A partnership in the form of a joint venture is a great thing for two parties to merge their resources and efforts in order to make success in the business world. It’s not just about the question of can you start a business on your own. It’s also about the question of – should you do this?
You see, running a sole proprietorship is a bad idea for a number of reasons. You get someone to share administrative tasks with, someone to share responsibility with and someone to share the costs of running an enterprise with. Second, you get someone who understands exactly how you feel, seeing as how they’re in the same situation. Still, in order for all of this to work, it needs to be put into writing. Therefore, here’s what you need to know about making a joint venture agreement.
The first question worth asking is the question of the contribution of each party to the venture. For instance, is the workload going to be split 50/50? The importance of figuring this out early on can avoid future disagreements in regards to each party’s jurisdiction. This is why describing this in detail may be the most important part of the equation. Who is in charge of the operations is another question worth taking into consideration.
Another thing worth mentioning is the fact that the initial investment and the ownership of the company may not be 50/50, to begin with. If that is the case, it’s important that you clearly state who owns what. This is also where you might want to look for the services of a specialist. For instance, if your joint venture belongs to the construction industry, what you want is some help from reputable construction lawyers. This field alone is so broad and the prospect of forgetting, overlooking something is quite realistic.
Another thing you need to keep in mind is the fact that a lot of co-owners don’t want to sign the contract indefinitely. This makes them include the end date, after which they can prolong the contract if they feel so inclined. This gives everyone the flexibility and legal insulation they need. You see, terminating such cooperation is not something that people do lightly, which is why, they might want to have an option to wait it out, instead. By having a clearly specified term of the arrangement, they can plan for this much more efficiently.
One of the questions that you also have to tend to is one of intellectual property. Sure, your venture may have its IP in the form of logos, slogans, company colors, products and services, however, do the parties have the right to use them outside of the joint venture. Unless this is clearly defined and specified right away, you’re exposing your venture to the risk of causing a serious problem further down the line. So, why not resolve it right away and be done with it?
As a sole proprietor, you get to choose what happens to the revenue from the venture. So, what happens if there’s more than one owner? How much gets reinvested and how big of a share of a profit does each party get to keep.
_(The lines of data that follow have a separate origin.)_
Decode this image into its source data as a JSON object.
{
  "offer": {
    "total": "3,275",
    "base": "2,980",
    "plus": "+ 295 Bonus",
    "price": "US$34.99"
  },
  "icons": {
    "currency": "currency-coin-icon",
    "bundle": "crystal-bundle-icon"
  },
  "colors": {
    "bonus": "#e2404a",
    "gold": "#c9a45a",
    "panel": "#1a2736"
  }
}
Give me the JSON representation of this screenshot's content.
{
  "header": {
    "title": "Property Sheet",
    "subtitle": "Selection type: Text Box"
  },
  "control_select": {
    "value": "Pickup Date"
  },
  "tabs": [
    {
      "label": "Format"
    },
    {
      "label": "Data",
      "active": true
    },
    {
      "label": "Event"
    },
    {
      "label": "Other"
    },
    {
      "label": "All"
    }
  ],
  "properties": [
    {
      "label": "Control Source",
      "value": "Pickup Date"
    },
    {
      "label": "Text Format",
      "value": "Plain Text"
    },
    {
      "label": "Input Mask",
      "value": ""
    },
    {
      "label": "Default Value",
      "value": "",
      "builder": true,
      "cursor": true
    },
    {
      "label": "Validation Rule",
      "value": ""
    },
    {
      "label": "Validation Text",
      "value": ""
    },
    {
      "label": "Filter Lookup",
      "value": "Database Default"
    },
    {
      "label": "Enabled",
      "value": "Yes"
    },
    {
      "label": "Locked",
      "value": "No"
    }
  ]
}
This is often determined by the question of the initial investment, however, if one party makes a bigger initial investment and the latter takes a larger share of the workload on their back, this might be a tad harder to determine. It’s far better to state this clearly before it becomes a problem.
Provided that each party has its own share of duties and one party gets stuck in circumstances that prevent them from performing their duties, what happens next? This could be a medical emergency, a family emergency or ordinary negligence by a party that got engaged in a different project that they can’t currently take their mind off? What are the consequences of temporary measures that a joint venture will take in order to solve this issue? Once each party is aware of potential ramifications, they’ll think twice before stepping out of the line.
One of the issues that people are often reluctant to discuss is the issue of a conflict that can’t be resolved. What happens then? Is there a mediation clause that requires a neutral third party to help you come to a solution? Another option is taking the issue straight to court. Lastly, the dissolution of a joint venture agreement might be the best option if the issue is major and the desire to part ways is mutual. All in all, this is something that will eventually come up. Sure, the issue doesn’t have to be major but this is a risk that you just can’t afford to take.
The last thing you need to keep in mind is that although you can put virtually anything in writing, this document won’t be legally binding by verified by proper legal authority. There are some arrangements that are outright illegal, regardless of how convenient it would be for you and your partner. Following a verbal agreement is one thing but if you want to make this agreement legally binding, you need to A) put it in writing and B) use the correct form. The latter part is why you need some legal aid.
As you can see, the more thorough you are, the better, due to the fact that every unforeseen situation is something that can put you in a rough spot. This way, both parties are well familiar with their duties, responsibilities and rights, which makes the landscape of business partnership quite easy to navigate. All in all, it’s for the best that you let professionals write down this agreement and ensure that it is read and reviewed by a legal expert.